Filmed in quick succession with The Master, Inherent Vice is a logical successor for Anderson. That means of course, that it is something very new for its director, this time a stoner comedy adapted from the work of Thomas Pynchon. As CinemaTyler points out, Inherent Vice is still a master class in teaching us what is most important to filmmaking. Tyler’s first point is that filmmakers should take time to work out the scene. Too often, filmmakers will focus on hitting the beats but one of Anderson’s strongest points is that he takes the time to work through his scenes with his actors. This essay includes clips of actors Josh Brolin and Michael Kenneth Williams sharing their stories on set, from casting asides scenes because they feel like ‘duds’ to taking time even when you feel like you can just jump right in. The key for Anderson is for the entire cast and crew to know their characters inside and out even when, from moment to moment, it’s hard to understand a single word of what is going on.
With Inherent Vice, though, you don’t necessarily need to understand what is happening to be engaged in what will happen next. In Phantom Thread, there are numerous moments where we, the viewer, are bewildered with what is happening, yet we are never pulled out of the world. “I never remember plots in movie,” Anderson says, “I remember how they make me feel.” What this video essay emphasizes is that Inherent Vice carefully wades through mountains of exposition while stepping around the pitfalls of it. Characters know each other and have known each other for a very long time. Every new scene is some type of exposition delivery but to what end? In the end, the lovable characters that Pynchon and Anderson have created are what ground everything, proving that though we may have exhausted the number of stories we can tell, there are always new ways to go about telling them.

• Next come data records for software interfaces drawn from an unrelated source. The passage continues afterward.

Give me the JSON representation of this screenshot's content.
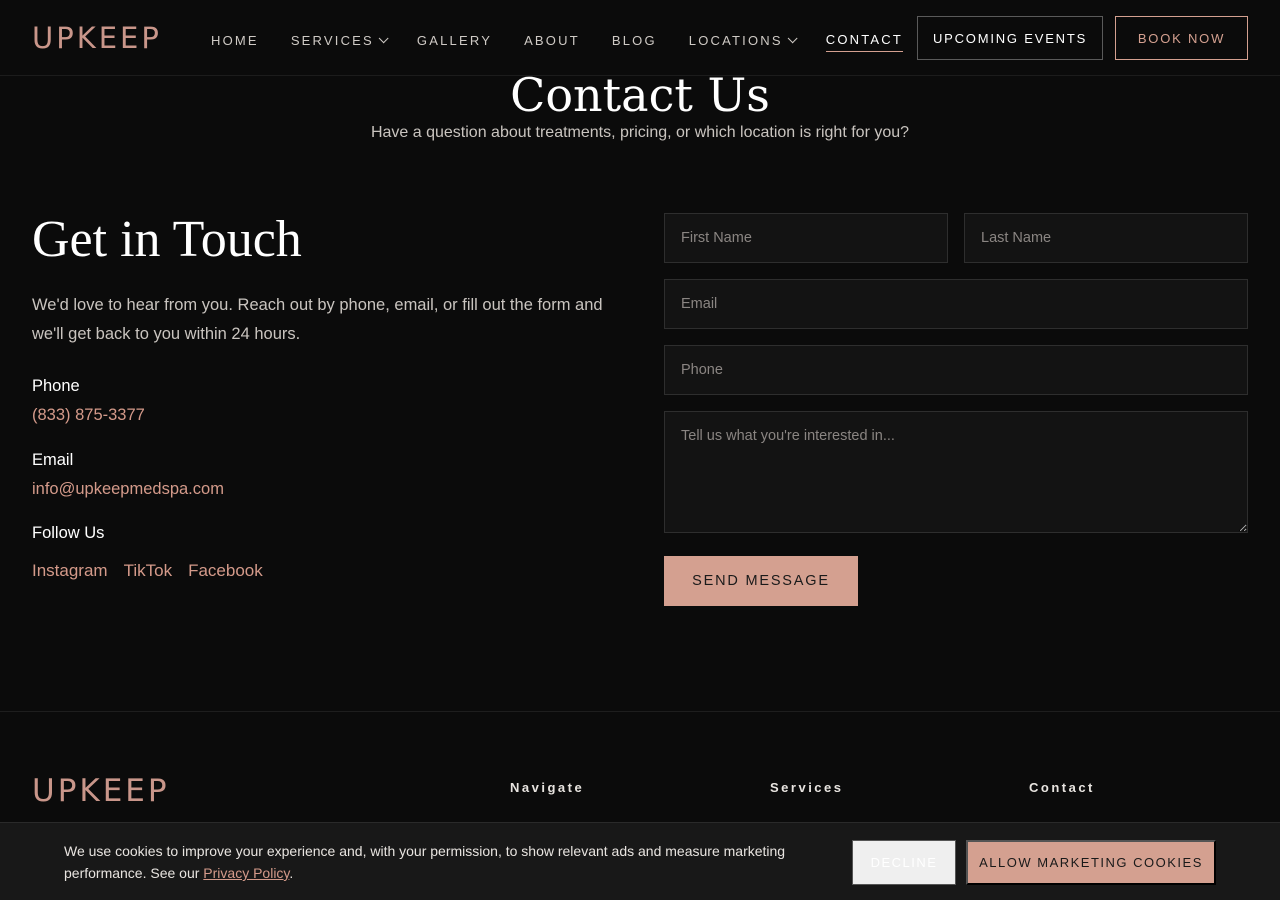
{
  "header": {
    "logo": "UPKEEP",
    "nav": [
      {
        "label": "Home",
        "dropdown": false
      },
      {
        "label": "Services",
        "dropdown": true
      },
      {
        "label": "Gallery",
        "dropdown": false
      },
      {
        "label": "About",
        "dropdown": false
      },
      {
        "label": "Blog",
        "dropdown": false
      },
      {
        "label": "Locations",
        "dropdown": true
      },
      {
        "label": "Contact",
        "dropdown": false,
        "active": true
      }
    ],
    "events_label": "Upcoming Events",
    "book_label": "Book Now"
  },
  "hero": {
    "title": "Contact Us",
    "subtitle": "Have a question about treatments, pricing, or which location is right for you?"
  },
  "info": {
    "title": "Get in Touch",
    "body": "We'd love to hear from you. Reach out by phone, email, or fill out the form and we'll get back to you within 24 hours.",
    "phone_label": "Phone",
    "phone": "(833) 875-3377",
    "email_label": "Email",
    "email": "info@upkeepmedspa.com",
    "follow_label": "Follow Us",
    "socials": [
      "Instagram",
      "TikTok",
      "Facebook"
    ]
  },
  "form": {
    "first_name_placeholder": "First Name",
    "last_name_placeholder": "Last Name",
    "email_placeholder": "Email",
    "phone_placeholder": "Phone",
    "message_placeholder": "Tell us what you're interested in...",
    "submit_label": "Send Message"
  },
  "footer": {
    "logo": "UPKEEP",
    "col1": "Navigate",
    "col2": "Services",
    "col3": "Contact"
  },
  "cookie": {
    "text": "We use cookies to improve your experience and, with your permission, to show relevant ads and measure marketing performance. See our ",
    "policy_link": "Privacy Policy",
    "after": ".",
    "decline_label": "Decline",
    "allow_label": "Allow Marketing Cookies"
  },
  "colors": {
    "accent": "#d4a090",
    "background": "#0b0b0b"
  }
}
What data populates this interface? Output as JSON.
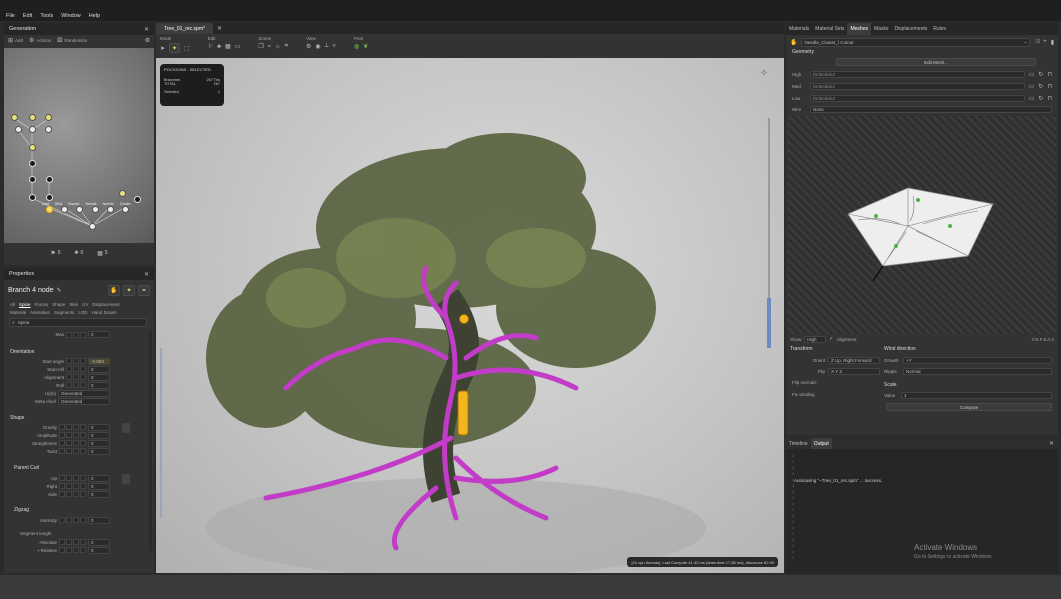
{
  "menu": [
    "File",
    "Edit",
    "Tools",
    "Window",
    "Help"
  ],
  "generation": {
    "title": "Generation",
    "add": "Add",
    "actions": "Actions",
    "randomize": "Randomize",
    "counts": [
      "5",
      "0",
      "5"
    ]
  },
  "node_labels": [
    "Leaf",
    "Stick",
    "Branch",
    "Branch",
    "Needle",
    "Needle",
    "Cluster"
  ],
  "properties": {
    "title": "Properties",
    "node_name": "Branch 4 node",
    "tabs_row1": [
      "All",
      "Spine",
      "Forces",
      "Shape",
      "Skin",
      "UV",
      "Displacement"
    ],
    "tabs_row2": [
      "Material",
      "Animation",
      "Segments",
      "LOD",
      "Hand Drawn"
    ],
    "search": "Spine",
    "max_label": "Max",
    "max_value": "0",
    "orientation": {
      "title": "Orientation",
      "start_angle_label": "Start angle",
      "start_angle_value": "-0.993",
      "start_roll_label": "Start roll",
      "start_roll_value": "0",
      "alignment_label": "Alignment",
      "alignment_value": "0",
      "roll_label": "Roll",
      "roll_value": "0",
      "up_label": "Up(s)",
      "up_value": "Generated",
      "metachurl_label": "Meta churl",
      "metachurl_value": "Generated"
    },
    "shape": {
      "title": "Shape",
      "gravity_label": "Gravity",
      "gravity_value": "0",
      "amplitude_label": "Amplitude",
      "amplitude_value": "0",
      "straightness_label": "Straightness",
      "straightness_value": "0",
      "twist_label": "Twist",
      "twist_value": "0"
    },
    "parent_curl": {
      "title": "Parent Curl",
      "up_label": "Up",
      "up_value": "0",
      "right_label": "Right",
      "right_value": "0",
      "side_label": "Side",
      "side_value": "0"
    },
    "zigzag": {
      "title": "Zigzag",
      "intensity_label": "Intensity",
      "intensity_value": "0",
      "segment_length_label": "Segment length",
      "absolute_label": "Absolute",
      "absolute_value": "0",
      "relative_label": "+ Relative",
      "relative_value": "0"
    }
  },
  "document_tab": "Tree_01_rec.spm*",
  "toolbar": {
    "groups": [
      "Mode",
      "Edit",
      "Scene",
      "View",
      "Post"
    ]
  },
  "selection_panel": {
    "title": "POLYGONS - SELECTED",
    "branches_label": "Branches",
    "branches_value": "267 Tris",
    "total_label": "TOTAL",
    "total_value": "267",
    "selected_label": "Selected",
    "selected_value": "1"
  },
  "status_text": "[24 cpu threads], Last Compute 41.42 ms (draw time 17.85 ms), discourse 82.99",
  "right_tabs": [
    "Materials",
    "Material Sets",
    "Meshes",
    "Masks",
    "Displacements",
    "Rules"
  ],
  "mesh": {
    "name": "Needle_Cluster_l Cutout",
    "geometry_label": "Geometry",
    "edit_mesh": "Edit Mesh...",
    "high_label": "High",
    "high_value": "Embedded",
    "med_label": "Med",
    "med_value": "Embedded",
    "low_label": "Low",
    "low_value": "Embedded",
    "wire_label": "Wire",
    "wire_value": "None"
  },
  "preview": {
    "show_label": "Show",
    "show_value": "High",
    "alignment_label": "Alignment",
    "counts": "V:6 F:6 A:4"
  },
  "transform": {
    "title": "Transform",
    "orient_label": "Orient",
    "orient_value": "Z Up, Right Forward",
    "flip_label": "Flip",
    "flip_value": "X Y Z",
    "flip_normals": "Flip normals",
    "fix_winding": "Fix winding"
  },
  "wind": {
    "title": "Wind direction",
    "growth_label": "Growth",
    "growth_value": "+Y",
    "ripple_label": "Ripple",
    "ripple_value": "Normal"
  },
  "scale": {
    "title": "Scale",
    "value_label": "Value",
    "value_value": "1",
    "compute": "Compute"
  },
  "output": {
    "tabs": [
      "Timeline",
      "Output"
    ],
    "log": "Autosaving \"~Tree_01_rec.spm\" ... success."
  },
  "watermark": {
    "title": "Activate Windows",
    "subtitle": "Go to Settings to activate Windows."
  },
  "icons": [
    "close-icon",
    "gear-icon",
    "hand-icon",
    "search-icon",
    "folder-icon",
    "lock-icon",
    "plus-icon"
  ]
}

And now, Anderson has arrived at Phantom Thread. It stands out in his filmography, just like all of his efforts, yet it blends in perfectly. Phantom Thread represents a progression of Anderson’s style, again presenting a subtle examination of character and delivering us a story that may not seem to be about anything as much as it is about character. Working with a fully manned camera team, yet no credited cinematographer, the shots are lengthy, patient and beautifully composed. One key shot has the two main characters, one an obsessive fashion designer and the other his young protégé, flung headfirst into a delirious romance, discussing the future of their relationship. They are framed on a couch while a mannequin stands in the foreground. As the conversation continues, the camera pushes in, slowly forcing the mannequin to the edges of the frame. The entire shot lasts upwards of two minutes and, by the time we reach the end of the scene, fashion designer Reynolds Woodcock has confessed that he needs to change, to push forward. Meanwhile, the mannequin is no longer in frame—it is just the two human beings that remain. We need none of the words to know exactly what his happening and exactly how we feel. MM